Janos Kovacs was born to a Hungarian family living in Czechoslovakia (now Slovakia). His family was part of the Hungarian minority stranded there by the Trianon Treaty at the end of World War I, which moved national borders and left three-fifths of the Hungarian population living in other countries. His father was a member of the Communist Party, but his mother was a strict Roman Catholic who took her children to Catholic religion classes although the Communist Party frowned upon that.
Kovacs went to an industrial high school and college and eventually became a technician at the hydroelectric power plant at Bos on the Danube. He was working there when what he calls the “Silent Revolution” (i.e., nonviolent) took place in 1989. He comments upon prejudice against Hungarians in Czechoslovakia, about post-Communist life in Slovakia, and about the division of Czechoslovakia into two states.

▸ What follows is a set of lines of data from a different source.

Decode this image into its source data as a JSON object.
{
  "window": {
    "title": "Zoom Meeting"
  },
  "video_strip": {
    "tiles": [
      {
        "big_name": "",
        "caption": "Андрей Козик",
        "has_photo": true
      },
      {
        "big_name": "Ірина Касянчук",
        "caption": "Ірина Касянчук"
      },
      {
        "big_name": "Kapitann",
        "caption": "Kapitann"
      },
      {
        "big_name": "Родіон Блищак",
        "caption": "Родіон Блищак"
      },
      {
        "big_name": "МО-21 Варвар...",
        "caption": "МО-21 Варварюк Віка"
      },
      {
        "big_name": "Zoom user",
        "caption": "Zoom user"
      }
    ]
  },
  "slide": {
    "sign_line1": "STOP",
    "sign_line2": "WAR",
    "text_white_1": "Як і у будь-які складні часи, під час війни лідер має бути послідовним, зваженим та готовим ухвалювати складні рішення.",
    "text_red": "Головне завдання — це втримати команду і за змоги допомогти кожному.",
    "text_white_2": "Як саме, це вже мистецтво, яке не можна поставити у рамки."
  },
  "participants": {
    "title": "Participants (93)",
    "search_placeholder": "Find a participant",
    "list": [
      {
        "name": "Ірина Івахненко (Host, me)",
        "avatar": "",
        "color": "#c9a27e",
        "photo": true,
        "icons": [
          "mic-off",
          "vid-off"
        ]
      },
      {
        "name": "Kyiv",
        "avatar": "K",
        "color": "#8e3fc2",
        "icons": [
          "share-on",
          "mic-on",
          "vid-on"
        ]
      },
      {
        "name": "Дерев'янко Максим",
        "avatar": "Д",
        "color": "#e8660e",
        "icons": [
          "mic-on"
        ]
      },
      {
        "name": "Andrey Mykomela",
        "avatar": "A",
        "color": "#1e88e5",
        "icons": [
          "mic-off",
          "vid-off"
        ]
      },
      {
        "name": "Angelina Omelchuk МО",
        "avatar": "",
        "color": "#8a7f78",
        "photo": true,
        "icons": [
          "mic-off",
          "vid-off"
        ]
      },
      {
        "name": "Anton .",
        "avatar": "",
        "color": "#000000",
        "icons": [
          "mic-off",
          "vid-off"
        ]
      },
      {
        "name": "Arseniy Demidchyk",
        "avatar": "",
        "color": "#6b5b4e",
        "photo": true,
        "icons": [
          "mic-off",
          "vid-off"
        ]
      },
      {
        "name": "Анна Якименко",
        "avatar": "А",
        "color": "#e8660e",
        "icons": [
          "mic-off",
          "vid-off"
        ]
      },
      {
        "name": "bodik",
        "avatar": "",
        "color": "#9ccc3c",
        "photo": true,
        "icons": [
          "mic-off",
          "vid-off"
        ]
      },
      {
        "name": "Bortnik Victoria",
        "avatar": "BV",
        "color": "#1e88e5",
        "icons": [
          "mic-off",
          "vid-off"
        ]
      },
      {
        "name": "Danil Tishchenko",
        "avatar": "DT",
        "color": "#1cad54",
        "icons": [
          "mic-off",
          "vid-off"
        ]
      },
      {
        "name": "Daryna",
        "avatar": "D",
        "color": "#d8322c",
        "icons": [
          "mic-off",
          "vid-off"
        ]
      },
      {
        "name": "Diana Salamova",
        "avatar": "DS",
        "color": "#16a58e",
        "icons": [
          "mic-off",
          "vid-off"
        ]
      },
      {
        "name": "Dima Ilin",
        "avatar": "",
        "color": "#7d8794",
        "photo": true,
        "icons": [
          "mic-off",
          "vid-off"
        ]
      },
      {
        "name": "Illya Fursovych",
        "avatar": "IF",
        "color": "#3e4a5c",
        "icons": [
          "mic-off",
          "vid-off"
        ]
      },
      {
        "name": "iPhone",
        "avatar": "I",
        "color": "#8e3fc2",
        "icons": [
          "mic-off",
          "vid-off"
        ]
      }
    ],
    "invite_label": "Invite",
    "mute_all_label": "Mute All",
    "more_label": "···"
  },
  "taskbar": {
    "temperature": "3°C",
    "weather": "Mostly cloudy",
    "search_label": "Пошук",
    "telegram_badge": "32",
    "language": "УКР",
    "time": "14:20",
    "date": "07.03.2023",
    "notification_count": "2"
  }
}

Discursive Table of Contents: Family background and education—economics in Czechoslovakia—prejudice against Hungarians in Czechoslovakia—Czech and Slovak attitudes toward Russian communism—marriage and work—1989 and everyday life—post 1989.